**** Provided records

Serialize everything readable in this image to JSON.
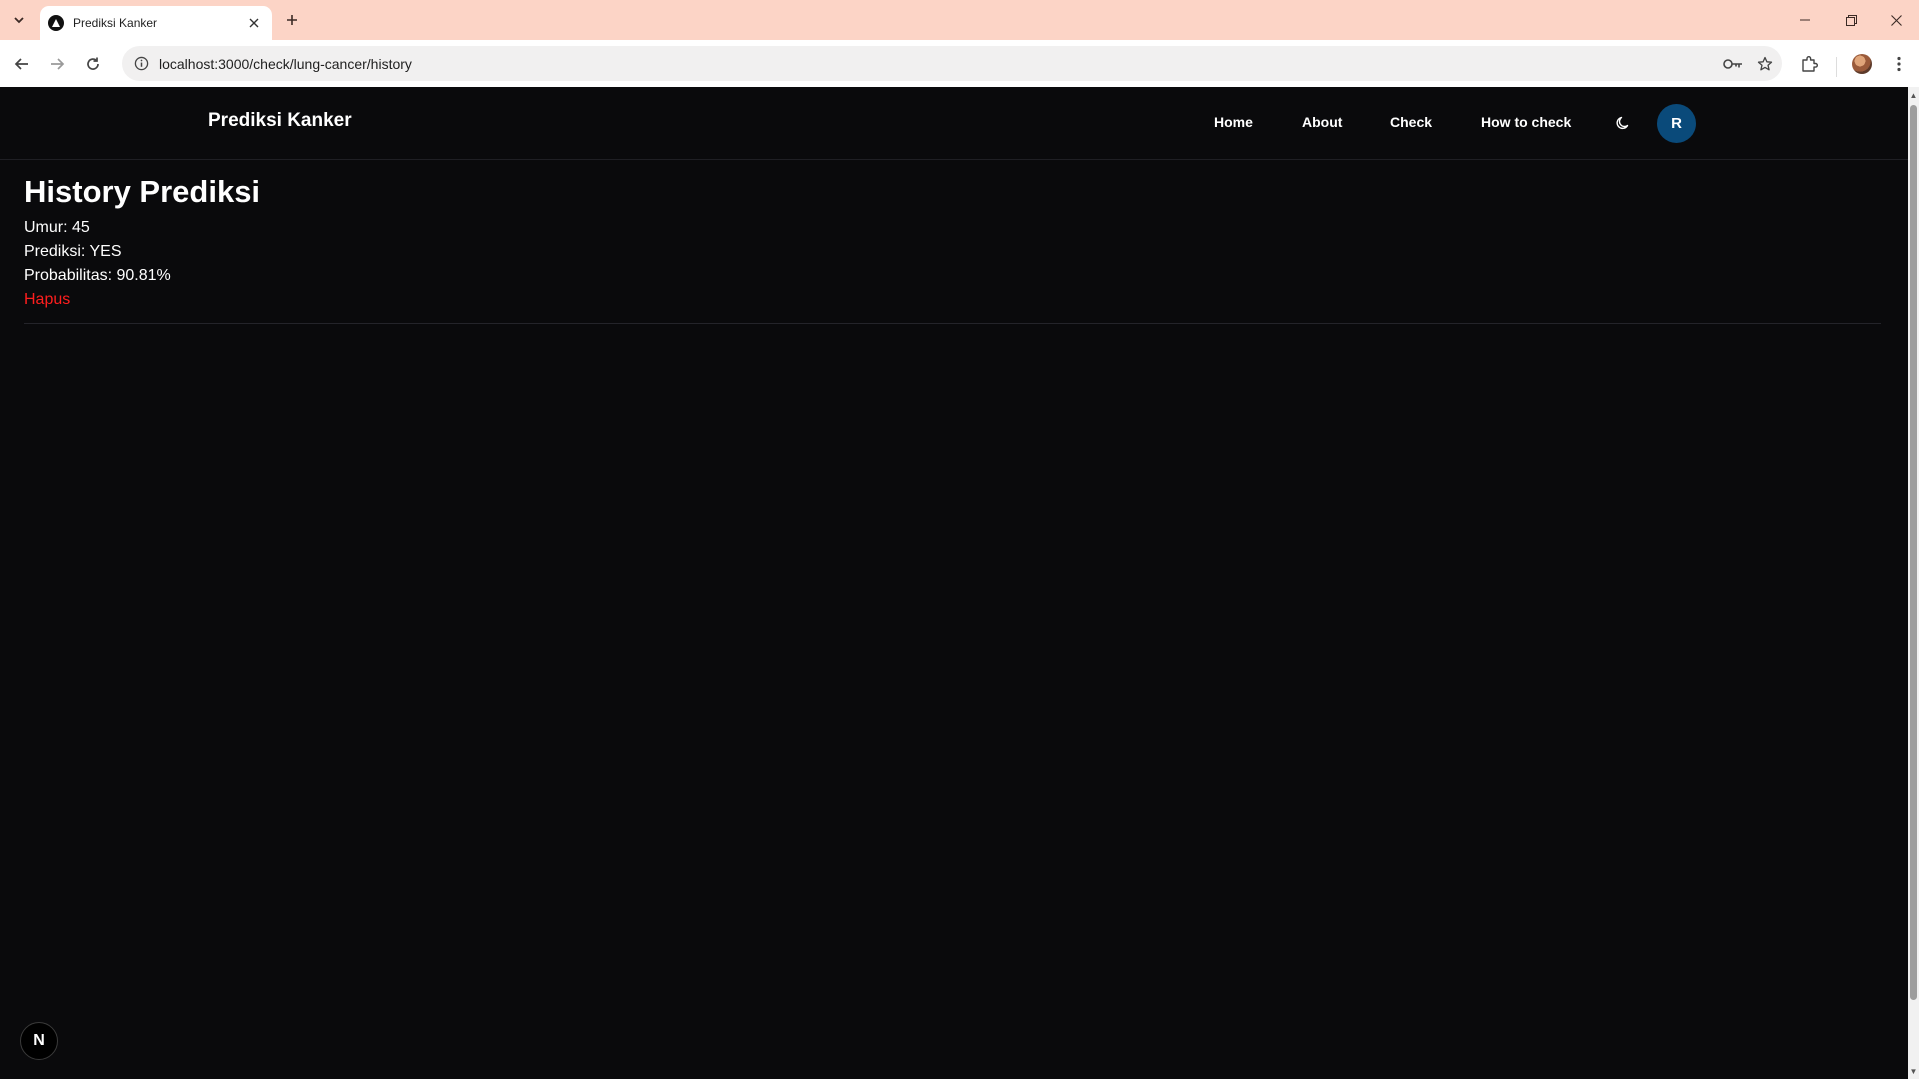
{
  "browser": {
    "tab_title": "Prediksi Kanker",
    "url": "localhost:3000/check/lung-cancer/history",
    "icons": {
      "tab_search": "chevron-down-icon",
      "favicon": "nextjs-triangle-icon",
      "tab_close": "close-icon",
      "new_tab": "plus-icon",
      "minimize": "minimize-icon",
      "restore": "restore-icon",
      "close_window": "close-icon",
      "back": "arrow-left-icon",
      "forward": "arrow-right-icon",
      "reload": "reload-icon",
      "site_info": "info-icon",
      "password": "key-icon",
      "bookmark": "star-icon",
      "extensions": "puzzle-icon",
      "menu": "kebab-icon"
    }
  },
  "site": {
    "brand": "Prediksi Kanker",
    "nav": [
      {
        "label": "Home"
      },
      {
        "label": "About"
      },
      {
        "label": "Check"
      },
      {
        "label": "How to check"
      }
    ],
    "theme_toggle_icon": "moon-icon",
    "avatar_initial": "R",
    "avatar_color": "#0a4a7a"
  },
  "page": {
    "title": "History Prediksi",
    "history": [
      {
        "umur": "Umur: 45",
        "prediksi": "Prediksi: YES",
        "probabilitas": "Probabilitas: 90.81%",
        "delete_label": "Hapus"
      }
    ],
    "delete_color": "#ff1e1e"
  },
  "dev_badge": {
    "label": "N"
  }
}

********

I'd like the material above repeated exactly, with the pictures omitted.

Output of the exercise
Serialize everything readable in this image to JSON.
{
  "browser": {
    "tab_title": "Prediksi Kanker",
    "url": "localhost:3000/check/lung-cancer/history",
    "icons": {
      "tab_search": "chevron-down-icon",
      "favicon": "nextjs-triangle-icon",
      "tab_close": "close-icon",
      "new_tab": "plus-icon",
      "minimize": "minimize-icon",
      "restore": "restore-icon",
      "close_window": "close-icon",
      "back": "arrow-left-icon",
      "forward": "arrow-right-icon",
      "reload": "reload-icon",
      "site_info": "info-icon",
      "password": "key-icon",
      "bookmark": "star-icon",
      "extensions": "puzzle-icon",
      "menu": "kebab-icon"
    }
  },
  "site": {
    "brand": "Prediksi Kanker",
    "nav": [
      {
        "label": "Home"
      },
      {
        "label": "About"
      },
      {
        "label": "Check"
      },
      {
        "label": "How to check"
      }
    ],
    "theme_toggle_icon": "moon-icon",
    "avatar_initial": "R",
    "avatar_color": "#0a4a7a"
  },
  "page": {
    "title": "History Prediksi",
    "history": [
      {
        "umur": "Umur: 45",
        "prediksi": "Prediksi: YES",
        "probabilitas": "Probabilitas: 90.81%",
        "delete_label": "Hapus"
      }
    ],
    "delete_color": "#ff1e1e"
  },
  "dev_badge": {
    "label": "N"
  }
}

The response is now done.